ABS continuously repeats this process, adjusting brake pressure as needed, until the vehicle comes to a controlled stop or the driver releases the brake pedal.
Benefits of ABS
Anti-lock Braking Systems offer several key advantages:
- Enhanced Control: ABS prevents wheel lockup, allowing drivers to steer around obstacles while braking.
- Reduced Stopping Distance: ABS can reduce stopping distances on slippery surfaces, potentially preventing accidents.
- Improved Traction: It helps maintain tire traction on slippery or uneven roads, reducing the risk of skidding.
- Stability: ABS enhances vehicle stability during hard braking, reducing the likelihood of rollovers.
- All-Weather Performance: ABS is particularly beneficial in adverse weather conditions, such as rain, snow, or ice.
Limitations of ABS
While ABS is a valuable safety feature, it has some limitations:
ABS cannot guarantee that a vehicle will stop within a specific distance; stopping distance also depends on tire condition and road surface.
No Substitute for Safe Driving:
ABS complements safe driving practices but does not replace them.

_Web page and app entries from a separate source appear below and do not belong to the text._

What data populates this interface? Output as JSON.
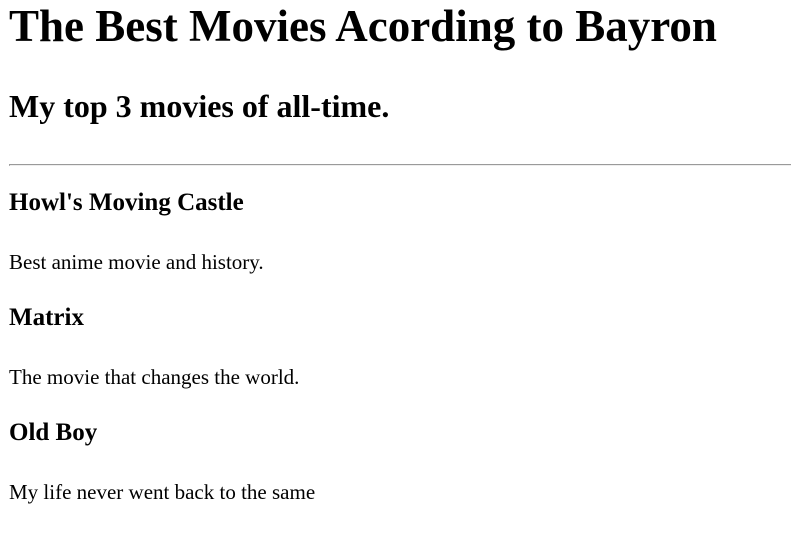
{
  "page": {
    "title": "The Best Movies Acording to Bayron",
    "subtitle": "My top 3 movies of all-time."
  },
  "movies": [
    {
      "title": "Howl's Moving Castle",
      "description": "Best anime movie and history."
    },
    {
      "title": "Matrix",
      "description": "The movie that changes the world."
    },
    {
      "title": "Old Boy",
      "description": "My life never went back to the same"
    }
  ]
}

Drivers should maintain a safe following distance and adjust their speed to road conditions.
Tire Condition Matters:
The effectiveness of ABS is influenced by tire condition. Worn or improperly inflated tires can affect braking performance.
ABS may not prevent accidents in all situations, such as very steep downhill slopes or extremely slippery surfaces.
Importance of ABS
Anti-lock Braking Systems are crucial for road safety. They help prevent accidents, reduce the severity of collisions, and provide drivers with better control over their vehicles in emergency situations. ABS has become a standard feature in most modern vehicles, contributing to safer road travel for everyone.
The Anti-lock Braking System (ABS) is a vital safety feature in modern vehicles that prevents wheel lockup during hard braking, enhancing driver control and safety. Its ability to reduce stopping distances and maintain steering control is essential for avoiding accidents, especially in adverse road conditions. As vehicles continue to incorporate advanced safety technologies, ABS remains a fundamental component in ensuring safer road travel for all.